◆ What this task involves: Write out the entries below in full, exactly as given.
---------------
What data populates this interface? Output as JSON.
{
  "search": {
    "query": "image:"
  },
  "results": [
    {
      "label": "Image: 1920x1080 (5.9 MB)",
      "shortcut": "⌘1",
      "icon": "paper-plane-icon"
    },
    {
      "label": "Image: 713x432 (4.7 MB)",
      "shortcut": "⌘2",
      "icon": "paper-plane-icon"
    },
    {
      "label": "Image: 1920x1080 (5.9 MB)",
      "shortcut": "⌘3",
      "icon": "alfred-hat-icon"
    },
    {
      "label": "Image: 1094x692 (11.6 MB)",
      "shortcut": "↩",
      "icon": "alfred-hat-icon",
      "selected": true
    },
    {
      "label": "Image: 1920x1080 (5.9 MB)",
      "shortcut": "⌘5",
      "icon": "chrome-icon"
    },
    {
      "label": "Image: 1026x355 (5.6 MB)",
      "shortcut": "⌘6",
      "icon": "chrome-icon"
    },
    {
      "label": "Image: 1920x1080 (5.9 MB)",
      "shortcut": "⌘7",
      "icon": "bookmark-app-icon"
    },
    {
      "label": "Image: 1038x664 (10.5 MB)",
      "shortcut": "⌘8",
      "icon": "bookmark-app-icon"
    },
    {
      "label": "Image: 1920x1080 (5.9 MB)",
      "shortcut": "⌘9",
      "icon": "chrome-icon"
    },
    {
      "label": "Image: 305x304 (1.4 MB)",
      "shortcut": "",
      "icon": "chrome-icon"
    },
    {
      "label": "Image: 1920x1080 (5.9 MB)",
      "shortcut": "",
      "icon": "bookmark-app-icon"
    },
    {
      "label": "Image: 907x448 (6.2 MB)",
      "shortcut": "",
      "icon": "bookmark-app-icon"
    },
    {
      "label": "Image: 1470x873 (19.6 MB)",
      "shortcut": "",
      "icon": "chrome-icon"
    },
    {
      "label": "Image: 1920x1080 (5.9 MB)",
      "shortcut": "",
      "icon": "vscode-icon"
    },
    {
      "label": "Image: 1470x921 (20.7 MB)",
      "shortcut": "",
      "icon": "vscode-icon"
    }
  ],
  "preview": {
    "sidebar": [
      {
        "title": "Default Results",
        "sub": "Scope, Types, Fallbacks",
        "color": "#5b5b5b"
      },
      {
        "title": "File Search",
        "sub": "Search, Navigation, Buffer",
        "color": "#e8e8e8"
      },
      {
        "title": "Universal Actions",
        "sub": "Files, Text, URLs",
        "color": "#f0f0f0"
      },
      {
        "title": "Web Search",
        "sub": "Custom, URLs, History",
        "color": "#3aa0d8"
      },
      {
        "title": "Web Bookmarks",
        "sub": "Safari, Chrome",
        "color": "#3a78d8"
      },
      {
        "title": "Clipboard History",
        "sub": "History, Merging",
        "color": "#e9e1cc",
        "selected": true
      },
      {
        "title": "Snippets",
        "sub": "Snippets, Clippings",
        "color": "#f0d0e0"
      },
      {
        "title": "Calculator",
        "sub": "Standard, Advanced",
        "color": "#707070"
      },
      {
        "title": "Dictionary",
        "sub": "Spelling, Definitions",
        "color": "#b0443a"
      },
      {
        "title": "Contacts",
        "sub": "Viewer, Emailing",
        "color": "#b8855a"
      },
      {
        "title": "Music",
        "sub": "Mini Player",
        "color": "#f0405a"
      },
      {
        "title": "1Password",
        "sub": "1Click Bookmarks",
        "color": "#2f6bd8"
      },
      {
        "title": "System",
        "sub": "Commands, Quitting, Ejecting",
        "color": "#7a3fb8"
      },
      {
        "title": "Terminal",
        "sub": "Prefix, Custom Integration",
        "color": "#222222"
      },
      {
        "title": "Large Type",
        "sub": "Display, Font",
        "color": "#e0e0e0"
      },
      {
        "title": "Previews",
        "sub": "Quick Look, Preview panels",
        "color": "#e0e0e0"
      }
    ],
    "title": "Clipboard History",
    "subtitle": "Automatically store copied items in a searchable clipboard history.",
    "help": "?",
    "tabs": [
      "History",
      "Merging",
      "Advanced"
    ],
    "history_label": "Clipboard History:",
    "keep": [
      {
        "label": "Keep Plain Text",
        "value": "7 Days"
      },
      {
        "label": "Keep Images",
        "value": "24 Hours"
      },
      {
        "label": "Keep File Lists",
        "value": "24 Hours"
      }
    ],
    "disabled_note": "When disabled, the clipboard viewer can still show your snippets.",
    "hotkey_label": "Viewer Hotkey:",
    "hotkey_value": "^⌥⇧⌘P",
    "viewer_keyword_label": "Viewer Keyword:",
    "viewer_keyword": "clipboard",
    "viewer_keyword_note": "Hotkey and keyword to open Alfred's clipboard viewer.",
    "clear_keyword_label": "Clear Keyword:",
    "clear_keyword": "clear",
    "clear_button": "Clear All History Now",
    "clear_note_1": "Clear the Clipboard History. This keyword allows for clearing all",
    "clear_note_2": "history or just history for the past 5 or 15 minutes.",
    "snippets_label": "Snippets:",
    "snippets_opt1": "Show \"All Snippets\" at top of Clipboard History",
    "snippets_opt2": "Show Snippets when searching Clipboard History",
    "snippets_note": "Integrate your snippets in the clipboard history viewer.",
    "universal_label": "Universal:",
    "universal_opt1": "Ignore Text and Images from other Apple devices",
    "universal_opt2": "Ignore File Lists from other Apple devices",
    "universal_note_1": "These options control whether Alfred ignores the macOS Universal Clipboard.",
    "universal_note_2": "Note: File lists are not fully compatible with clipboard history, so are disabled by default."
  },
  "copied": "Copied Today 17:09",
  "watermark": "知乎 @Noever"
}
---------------
◆ Result for this task:
What data populates this interface? Output as JSON.
{
  "search": {
    "query": "image:"
  },
  "results": [
    {
      "label": "Image: 1920x1080 (5.9 MB)",
      "shortcut": "⌘1",
      "icon": "paper-plane-icon"
    },
    {
      "label": "Image: 713x432 (4.7 MB)",
      "shortcut": "⌘2",
      "icon": "paper-plane-icon"
    },
    {
      "label": "Image: 1920x1080 (5.9 MB)",
      "shortcut": "⌘3",
      "icon": "alfred-hat-icon"
    },
    {
      "label": "Image: 1094x692 (11.6 MB)",
      "shortcut": "↩",
      "icon": "alfred-hat-icon",
      "selected": true
    },
    {
      "label": "Image: 1920x1080 (5.9 MB)",
      "shortcut": "⌘5",
      "icon": "chrome-icon"
    },
    {
      "label": "Image: 1026x355 (5.6 MB)",
      "shortcut": "⌘6",
      "icon": "chrome-icon"
    },
    {
      "label": "Image: 1920x1080 (5.9 MB)",
      "shortcut": "⌘7",
      "icon": "bookmark-app-icon"
    },
    {
      "label": "Image: 1038x664 (10.5 MB)",
      "shortcut": "⌘8",
      "icon": "bookmark-app-icon"
    },
    {
      "label": "Image: 1920x1080 (5.9 MB)",
      "shortcut": "⌘9",
      "icon": "chrome-icon"
    },
    {
      "label": "Image: 305x304 (1.4 MB)",
      "shortcut": "",
      "icon": "chrome-icon"
    },
    {
      "label": "Image: 1920x1080 (5.9 MB)",
      "shortcut": "",
      "icon": "bookmark-app-icon"
    },
    {
      "label": "Image: 907x448 (6.2 MB)",
      "shortcut": "",
      "icon": "bookmark-app-icon"
    },
    {
      "label": "Image: 1470x873 (19.6 MB)",
      "shortcut": "",
      "icon": "chrome-icon"
    },
    {
      "label": "Image: 1920x1080 (5.9 MB)",
      "shortcut": "",
      "icon": "vscode-icon"
    },
    {
      "label": "Image: 1470x921 (20.7 MB)",
      "shortcut": "",
      "icon": "vscode-icon"
    }
  ],
  "preview": {
    "sidebar": [
      {
        "title": "Default Results",
        "sub": "Scope, Types, Fallbacks",
        "color": "#5b5b5b"
      },
      {
        "title": "File Search",
        "sub": "Search, Navigation, Buffer",
        "color": "#e8e8e8"
      },
      {
        "title": "Universal Actions",
        "sub": "Files, Text, URLs",
        "color": "#f0f0f0"
      },
      {
        "title": "Web Search",
        "sub": "Custom, URLs, History",
        "color": "#3aa0d8"
      },
      {
        "title": "Web Bookmarks",
        "sub": "Safari, Chrome",
        "color": "#3a78d8"
      },
      {
        "title": "Clipboard History",
        "sub": "History, Merging",
        "color": "#e9e1cc",
        "selected": true
      },
      {
        "title": "Snippets",
        "sub": "Snippets, Clippings",
        "color": "#f0d0e0"
      },
      {
        "title": "Calculator",
        "sub": "Standard, Advanced",
        "color": "#707070"
      },
      {
        "title": "Dictionary",
        "sub": "Spelling, Definitions",
        "color": "#b0443a"
      },
      {
        "title": "Contacts",
        "sub": "Viewer, Emailing",
        "color": "#b8855a"
      },
      {
        "title": "Music",
        "sub": "Mini Player",
        "color": "#f0405a"
      },
      {
        "title": "1Password",
        "sub": "1Click Bookmarks",
        "color": "#2f6bd8"
      },
      {
        "title": "System",
        "sub": "Commands, Quitting, Ejecting",
        "color": "#7a3fb8"
      },
      {
        "title": "Terminal",
        "sub": "Prefix, Custom Integration",
        "color": "#222222"
      },
      {
        "title": "Large Type",
        "sub": "Display, Font",
        "color": "#e0e0e0"
      },
      {
        "title": "Previews",
        "sub": "Quick Look, Preview panels",
        "color": "#e0e0e0"
      }
    ],
    "title": "Clipboard History",
    "subtitle": "Automatically store copied items in a searchable clipboard history.",
    "help": "?",
    "tabs": [
      "History",
      "Merging",
      "Advanced"
    ],
    "history_label": "Clipboard History:",
    "keep": [
      {
        "label": "Keep Plain Text",
        "value": "7 Days"
      },
      {
        "label": "Keep Images",
        "value": "24 Hours"
      },
      {
        "label": "Keep File Lists",
        "value": "24 Hours"
      }
    ],
    "disabled_note": "When disabled, the clipboard viewer can still show your snippets.",
    "hotkey_label": "Viewer Hotkey:",
    "hotkey_value": "^⌥⇧⌘P",
    "viewer_keyword_label": "Viewer Keyword:",
    "viewer_keyword": "clipboard",
    "viewer_keyword_note": "Hotkey and keyword to open Alfred's clipboard viewer.",
    "clear_keyword_label": "Clear Keyword:",
    "clear_keyword": "clear",
    "clear_button": "Clear All History Now",
    "clear_note_1": "Clear the Clipboard History. This keyword allows for clearing all",
    "clear_note_2": "history or just history for the past 5 or 15 minutes.",
    "snippets_label": "Snippets:",
    "snippets_opt1": "Show \"All Snippets\" at top of Clipboard History",
    "snippets_opt2": "Show Snippets when searching Clipboard History",
    "snippets_note": "Integrate your snippets in the clipboard history viewer.",
    "universal_label": "Universal:",
    "universal_opt1": "Ignore Text and Images from other Apple devices",
    "universal_opt2": "Ignore File Lists from other Apple devices",
    "universal_note_1": "These options control whether Alfred ignores the macOS Universal Clipboard.",
    "universal_note_2": "Note: File lists are not fully compatible with clipboard history, so are disabled by default."
  },
  "copied": "Copied Today 17:09",
  "watermark": "知乎 @Noever"
}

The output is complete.